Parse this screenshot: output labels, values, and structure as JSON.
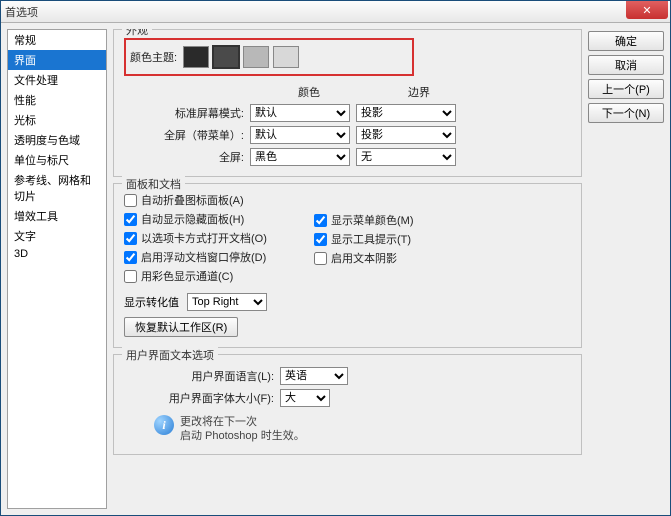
{
  "window": {
    "title": "首选项"
  },
  "sidebar": {
    "items": [
      {
        "label": "常规"
      },
      {
        "label": "界面"
      },
      {
        "label": "文件处理"
      },
      {
        "label": "性能"
      },
      {
        "label": "光标"
      },
      {
        "label": "透明度与色域"
      },
      {
        "label": "单位与标尺"
      },
      {
        "label": "参考线、网格和切片"
      },
      {
        "label": "增效工具"
      },
      {
        "label": "文字"
      },
      {
        "label": "3D"
      }
    ],
    "selected": 1
  },
  "buttons": {
    "ok": "确定",
    "cancel": "取消",
    "prev": "上一个(P)",
    "next": "下一个(N)"
  },
  "appearance": {
    "group_title": "外观",
    "theme_label": "颜色主题:",
    "swatches": [
      "#2a2a2a",
      "#4a4a4a",
      "#b8b8b8",
      "#d8d8d8"
    ],
    "selected_swatch": 1,
    "col_color": "颜色",
    "col_border": "边界",
    "rows": [
      {
        "label": "标准屏幕模式:",
        "color": "默认",
        "border": "投影"
      },
      {
        "label": "全屏（带菜单）:",
        "color": "默认",
        "border": "投影"
      },
      {
        "label": "全屏:",
        "color": "黑色",
        "border": "无"
      }
    ]
  },
  "panels": {
    "group_title": "面板和文档",
    "checks": [
      {
        "label": "自动折叠图标面板(A)",
        "checked": false
      },
      {
        "label": "自动显示隐藏面板(H)",
        "checked": true
      },
      {
        "label": "以选项卡方式打开文档(O)",
        "checked": true
      },
      {
        "label": "启用浮动文档窗口停放(D)",
        "checked": true
      },
      {
        "label": "用彩色显示通道(C)",
        "checked": false
      }
    ],
    "checks_r": [
      {
        "label": "显示菜单颜色(M)",
        "checked": true
      },
      {
        "label": "显示工具提示(T)",
        "checked": true
      },
      {
        "label": "启用文本阴影",
        "checked": false
      }
    ],
    "convert_label": "显示转化值",
    "convert_value": "Top Right",
    "restore_btn": "恢复默认工作区(R)"
  },
  "textopts": {
    "group_title": "用户界面文本选项",
    "lang_label": "用户界面语言(L):",
    "lang_value": "英语",
    "size_label": "用户界面字体大小(F):",
    "size_value": "大",
    "info_line1": "更改将在下一次",
    "info_line2": "启动 Photoshop 时生效。"
  }
}
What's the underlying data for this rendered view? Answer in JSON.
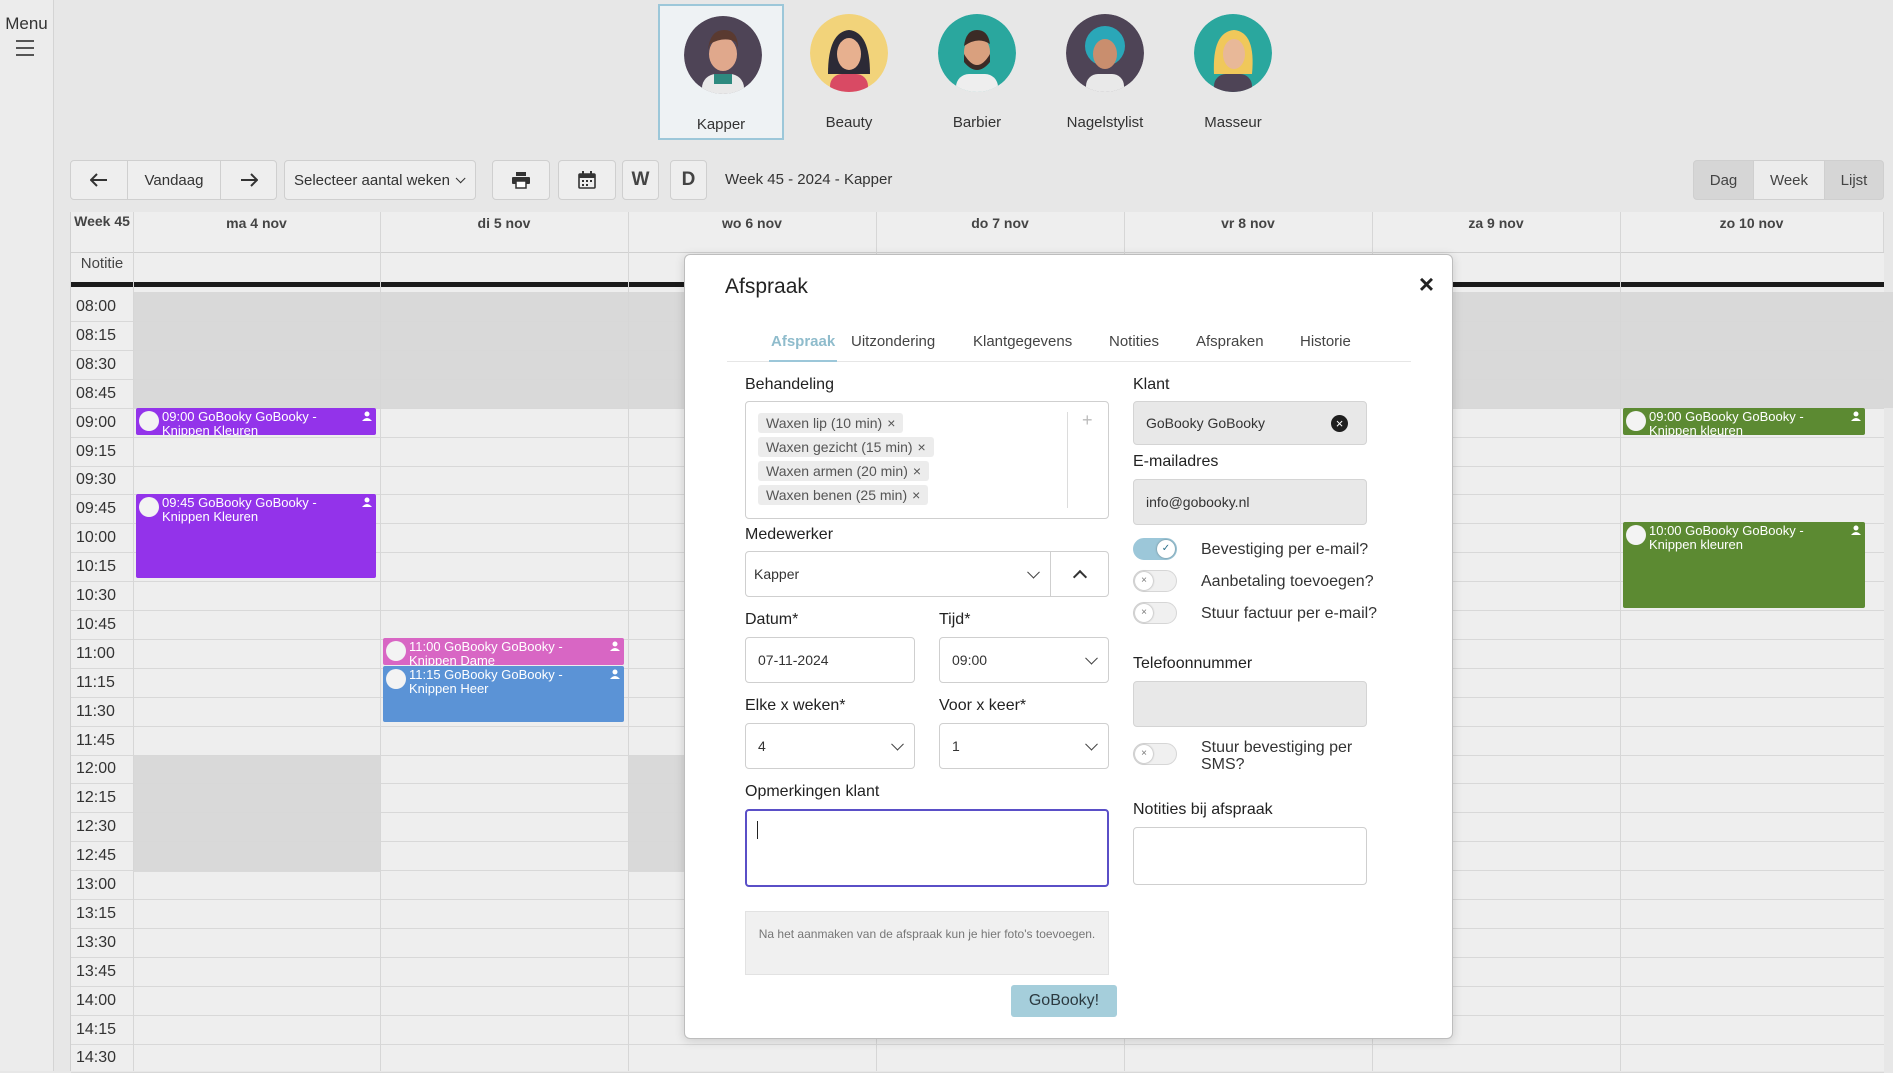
{
  "sidebar": {
    "menu_label": "Menu"
  },
  "categories": [
    {
      "name": "Kapper",
      "active": true
    },
    {
      "name": "Beauty",
      "active": false
    },
    {
      "name": "Barbier",
      "active": false
    },
    {
      "name": "Nagelstylist",
      "active": false
    },
    {
      "name": "Masseur",
      "active": false
    }
  ],
  "toolbar": {
    "today_label": "Vandaag",
    "weeks_select_label": "Selecteer aantal weken",
    "w_label": "W",
    "d_label": "D",
    "title": "Week 45 - 2024 - Kapper",
    "views": [
      "Dag",
      "Week",
      "Lijst"
    ]
  },
  "calendar": {
    "week_label": "Week 45",
    "notitie_label": "Notitie",
    "days": [
      "ma 4 nov",
      "di 5 nov",
      "wo 6 nov",
      "do 7 nov",
      "vr 8 nov",
      "za 9 nov",
      "zo 10 nov"
    ],
    "times": [
      "08:00",
      "08:15",
      "08:30",
      "08:45",
      "09:00",
      "09:15",
      "09:30",
      "09:45",
      "10:00",
      "10:15",
      "10:30",
      "10:45",
      "11:00",
      "11:15",
      "11:30",
      "11:45",
      "12:00",
      "12:15",
      "12:30",
      "12:45",
      "13:00",
      "13:15",
      "13:30",
      "13:45",
      "14:00",
      "14:15",
      "14:30"
    ],
    "appointments": [
      {
        "text": "09:00 GoBooky GoBooky - Knippen Kleuren",
        "color": "#9333ea"
      },
      {
        "text": "09:45 GoBooky GoBooky - Knippen Kleuren",
        "color": "#9333ea"
      },
      {
        "text": "11:00 GoBooky GoBooky - Knippen Dame",
        "color": "#d866c4"
      },
      {
        "text": "11:15 GoBooky GoBooky - Knippen Heer",
        "color": "#5b93d6"
      },
      {
        "text": "09:00 GoBooky GoBooky - Knippen kleuren",
        "color": "#5c8a32"
      },
      {
        "text": "10:00 GoBooky GoBooky - Knippen kleuren",
        "color": "#5c8a32"
      }
    ]
  },
  "modal": {
    "title": "Afspraak",
    "tabs": [
      "Afspraak",
      "Uitzondering",
      "Klantgegevens",
      "Notities",
      "Afspraken",
      "Historie"
    ],
    "behandeling_label": "Behandeling",
    "treatments": [
      "Waxen lip (10 min)",
      "Waxen gezicht (15 min)",
      "Waxen armen (20 min)",
      "Waxen benen (25 min)"
    ],
    "medewerker_label": "Medewerker",
    "medewerker_value": "Kapper",
    "datum_label": "Datum*",
    "datum_value": "07-11-2024",
    "tijd_label": "Tijd*",
    "tijd_value": "09:00",
    "elke_label": "Elke x weken*",
    "elke_value": "4",
    "voor_label": "Voor x keer*",
    "voor_value": "1",
    "opmerkingen_label": "Opmerkingen klant",
    "photo_note": "Na het aanmaken van de afspraak kun je hier foto's toevoegen.",
    "submit_label": "GoBooky!",
    "klant_label": "Klant",
    "klant_value": "GoBooky GoBooky",
    "email_label": "E-mailadres",
    "email_value": "info@gobooky.nl",
    "toggle_email_conf": "Bevestiging per e-mail?",
    "toggle_deposit": "Aanbetaling toevoegen?",
    "toggle_invoice": "Stuur factuur per e-mail?",
    "telefoon_label": "Telefoonnummer",
    "toggle_sms": "Stuur bevestiging per SMS?",
    "notities_label": "Notities bij afspraak"
  }
}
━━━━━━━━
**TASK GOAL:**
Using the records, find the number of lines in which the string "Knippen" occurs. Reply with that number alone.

**RESPONSE TO THE EXERCISE:**
6